--- INPUT DATA Enclosed Below ---

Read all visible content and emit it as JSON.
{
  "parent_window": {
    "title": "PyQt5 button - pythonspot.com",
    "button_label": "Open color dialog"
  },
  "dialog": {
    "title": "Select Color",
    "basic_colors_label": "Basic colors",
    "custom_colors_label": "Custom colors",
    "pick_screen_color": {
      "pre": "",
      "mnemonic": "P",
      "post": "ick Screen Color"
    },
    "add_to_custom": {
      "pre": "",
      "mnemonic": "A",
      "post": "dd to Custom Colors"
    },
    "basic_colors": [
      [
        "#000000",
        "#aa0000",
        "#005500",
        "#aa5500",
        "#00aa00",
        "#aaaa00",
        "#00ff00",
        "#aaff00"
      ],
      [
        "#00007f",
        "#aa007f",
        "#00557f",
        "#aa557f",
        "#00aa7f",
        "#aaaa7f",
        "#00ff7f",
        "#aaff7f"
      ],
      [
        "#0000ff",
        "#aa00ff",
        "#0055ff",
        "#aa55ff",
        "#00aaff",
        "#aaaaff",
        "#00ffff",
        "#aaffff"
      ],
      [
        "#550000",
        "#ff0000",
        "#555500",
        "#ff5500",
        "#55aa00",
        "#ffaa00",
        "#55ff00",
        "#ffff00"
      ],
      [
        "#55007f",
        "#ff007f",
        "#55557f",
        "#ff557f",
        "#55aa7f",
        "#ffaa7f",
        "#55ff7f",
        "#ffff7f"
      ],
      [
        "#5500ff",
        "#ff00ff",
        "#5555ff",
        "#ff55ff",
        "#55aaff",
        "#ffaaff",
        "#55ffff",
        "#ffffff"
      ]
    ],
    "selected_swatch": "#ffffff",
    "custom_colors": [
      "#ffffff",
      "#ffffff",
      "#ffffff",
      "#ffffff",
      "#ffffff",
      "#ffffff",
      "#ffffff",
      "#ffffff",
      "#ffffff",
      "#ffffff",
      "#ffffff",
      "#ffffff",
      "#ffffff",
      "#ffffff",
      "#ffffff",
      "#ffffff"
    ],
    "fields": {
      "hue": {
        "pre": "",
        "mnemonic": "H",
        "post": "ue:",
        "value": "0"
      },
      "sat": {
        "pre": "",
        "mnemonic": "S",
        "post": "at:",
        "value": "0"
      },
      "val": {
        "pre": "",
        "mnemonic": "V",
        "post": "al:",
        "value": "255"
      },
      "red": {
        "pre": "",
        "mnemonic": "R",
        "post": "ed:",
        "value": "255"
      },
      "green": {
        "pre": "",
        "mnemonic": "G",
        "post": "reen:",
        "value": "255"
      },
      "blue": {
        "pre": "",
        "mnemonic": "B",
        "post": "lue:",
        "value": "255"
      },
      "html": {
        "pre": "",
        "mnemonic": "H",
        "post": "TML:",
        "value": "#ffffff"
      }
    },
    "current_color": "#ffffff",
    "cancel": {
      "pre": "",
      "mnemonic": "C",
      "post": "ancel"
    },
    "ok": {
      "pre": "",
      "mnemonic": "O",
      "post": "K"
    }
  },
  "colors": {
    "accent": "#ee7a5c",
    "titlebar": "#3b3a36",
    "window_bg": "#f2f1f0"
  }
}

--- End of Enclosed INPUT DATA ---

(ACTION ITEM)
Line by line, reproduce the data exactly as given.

(REPLY TO THE TASK)
Read all visible content and emit it as JSON.
{
  "parent_window": {
    "title": "PyQt5 button - pythonspot.com",
    "button_label": "Open color dialog"
  },
  "dialog": {
    "title": "Select Color",
    "basic_colors_label": "Basic colors",
    "custom_colors_label": "Custom colors",
    "pick_screen_color": {
      "pre": "",
      "mnemonic": "P",
      "post": "ick Screen Color"
    },
    "add_to_custom": {
      "pre": "",
      "mnemonic": "A",
      "post": "dd to Custom Colors"
    },
    "basic_colors": [
      [
        "#000000",
        "#aa0000",
        "#005500",
        "#aa5500",
        "#00aa00",
        "#aaaa00",
        "#00ff00",
        "#aaff00"
      ],
      [
        "#00007f",
        "#aa007f",
        "#00557f",
        "#aa557f",
        "#00aa7f",
        "#aaaa7f",
        "#00ff7f",
        "#aaff7f"
      ],
      [
        "#0000ff",
        "#aa00ff",
        "#0055ff",
        "#aa55ff",
        "#00aaff",
        "#aaaaff",
        "#00ffff",
        "#aaffff"
      ],
      [
        "#550000",
        "#ff0000",
        "#555500",
        "#ff5500",
        "#55aa00",
        "#ffaa00",
        "#55ff00",
        "#ffff00"
      ],
      [
        "#55007f",
        "#ff007f",
        "#55557f",
        "#ff557f",
        "#55aa7f",
        "#ffaa7f",
        "#55ff7f",
        "#ffff7f"
      ],
      [
        "#5500ff",
        "#ff00ff",
        "#5555ff",
        "#ff55ff",
        "#55aaff",
        "#ffaaff",
        "#55ffff",
        "#ffffff"
      ]
    ],
    "selected_swatch": "#ffffff",
    "custom_colors": [
      "#ffffff",
      "#ffffff",
      "#ffffff",
      "#ffffff",
      "#ffffff",
      "#ffffff",
      "#ffffff",
      "#ffffff",
      "#ffffff",
      "#ffffff",
      "#ffffff",
      "#ffffff",
      "#ffffff",
      "#ffffff",
      "#ffffff",
      "#ffffff"
    ],
    "fields": {
      "hue": {
        "pre": "",
        "mnemonic": "H",
        "post": "ue:",
        "value": "0"
      },
      "sat": {
        "pre": "",
        "mnemonic": "S",
        "post": "at:",
        "value": "0"
      },
      "val": {
        "pre": "",
        "mnemonic": "V",
        "post": "al:",
        "value": "255"
      },
      "red": {
        "pre": "",
        "mnemonic": "R",
        "post": "ed:",
        "value": "255"
      },
      "green": {
        "pre": "",
        "mnemonic": "G",
        "post": "reen:",
        "value": "255"
      },
      "blue": {
        "pre": "",
        "mnemonic": "B",
        "post": "lue:",
        "value": "255"
      },
      "html": {
        "pre": "",
        "mnemonic": "H",
        "post": "TML:",
        "value": "#ffffff"
      }
    },
    "current_color": "#ffffff",
    "cancel": {
      "pre": "",
      "mnemonic": "C",
      "post": "ancel"
    },
    "ok": {
      "pre": "",
      "mnemonic": "O",
      "post": "K"
    }
  },
  "colors": {
    "accent": "#ee7a5c",
    "titlebar": "#3b3a36",
    "window_bg": "#f2f1f0"
  }
}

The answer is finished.